Both Lodi, at left above, and Pristine were bred to fill, to some extent, Yellow T's shoes. To be a less finicky, longer–shelf-lived replacement for the antique Russian apple (also known as White Transparent).
Pristine is small and oblate, about the size and shape of a Yellow Transparent, also with moderate ribbing. Its yellow-green is lighter than Lodi's and its pretty little rosy blush is more pronounced.
Lodi has an enticing green-apples aroma, while Pristine has no scent.
Lodi's snowy white flesh has a muted crunch and a soft and delicate texture. It is tolerably tart and bears flavors of table grapes with a hint of vanilla. Its finish is bracing and refreshing.
Pristine by contrast is crisp and juicy. Tart, like Lodi, it is better balanced by sweet notes. There is an enticing blend of lime, vanilla, pear, and white grapes, and a sweet but astringent finish.
I do not have any trouble calling this contest for Pristine, although I have to note that in this case Lodi may be slightly past its prime and Pristine slightly early. Even so, Pristine's flavors are far more interesting and complex.
Furthermore Pristine has proven to be an excellent keeper for an early apple, whereas my Lodi is already starting to go off just a little.
If you are curious, check out the flavors I report in my stand-alone reviews of Pristine, based on samples that were a little more ripe.
See also my Lodi vs. Yellow Transparent comparision.
Today is Lughnasa, the astronomical and spiritual center of the summer in early August. Right around now, or perhaps a few days ago, the Yellow Transparents would be ripe, were anyone to grow them. (A few orchards still do, to my undying respect and gratitude.)

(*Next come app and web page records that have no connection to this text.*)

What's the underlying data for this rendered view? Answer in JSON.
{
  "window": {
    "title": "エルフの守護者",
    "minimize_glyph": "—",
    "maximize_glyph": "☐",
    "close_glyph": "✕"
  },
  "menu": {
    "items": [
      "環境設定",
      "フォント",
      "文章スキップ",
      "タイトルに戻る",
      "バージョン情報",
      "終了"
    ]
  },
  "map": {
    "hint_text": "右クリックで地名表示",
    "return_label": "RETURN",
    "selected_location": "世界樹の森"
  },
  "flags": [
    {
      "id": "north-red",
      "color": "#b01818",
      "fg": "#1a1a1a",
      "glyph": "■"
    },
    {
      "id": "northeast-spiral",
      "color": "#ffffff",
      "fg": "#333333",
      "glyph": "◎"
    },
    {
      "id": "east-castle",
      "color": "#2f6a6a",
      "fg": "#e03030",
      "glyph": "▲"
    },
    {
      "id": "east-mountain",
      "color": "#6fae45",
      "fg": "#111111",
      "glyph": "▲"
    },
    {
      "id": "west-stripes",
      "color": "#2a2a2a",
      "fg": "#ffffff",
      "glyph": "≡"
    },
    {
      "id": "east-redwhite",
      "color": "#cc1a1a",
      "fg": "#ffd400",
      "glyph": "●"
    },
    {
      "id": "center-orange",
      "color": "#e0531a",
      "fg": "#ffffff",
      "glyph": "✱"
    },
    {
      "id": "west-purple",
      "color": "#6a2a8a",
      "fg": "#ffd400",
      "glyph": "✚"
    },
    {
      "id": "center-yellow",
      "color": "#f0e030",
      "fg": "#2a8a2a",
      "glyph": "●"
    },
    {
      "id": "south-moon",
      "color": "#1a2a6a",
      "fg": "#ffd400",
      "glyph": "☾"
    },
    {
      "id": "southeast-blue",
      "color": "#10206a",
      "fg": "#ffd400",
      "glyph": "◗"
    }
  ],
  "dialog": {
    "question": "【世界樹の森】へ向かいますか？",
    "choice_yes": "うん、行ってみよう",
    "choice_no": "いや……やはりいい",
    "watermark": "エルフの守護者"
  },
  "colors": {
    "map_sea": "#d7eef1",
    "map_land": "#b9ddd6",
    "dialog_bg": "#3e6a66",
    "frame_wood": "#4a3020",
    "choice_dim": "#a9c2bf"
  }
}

At peak, the delicate and sophisticated Transparents are well worth a journey. The trick, however, is catching them at the right moment.
Yellow Transparent's peak quality is fleeting, and the apples do not keep. Small wonder that many think of the Transparent as fodder for early applesauce rather than eating out of hand.
Yellow Transparent is Lodi's pollen parent, and Lodi was originally sold to farmers as an "improved" Yellow T. But bloodlines aside, I think that Pristine has the better claim to Transparent's legacy of sophisticated flavors at the start of the apple season.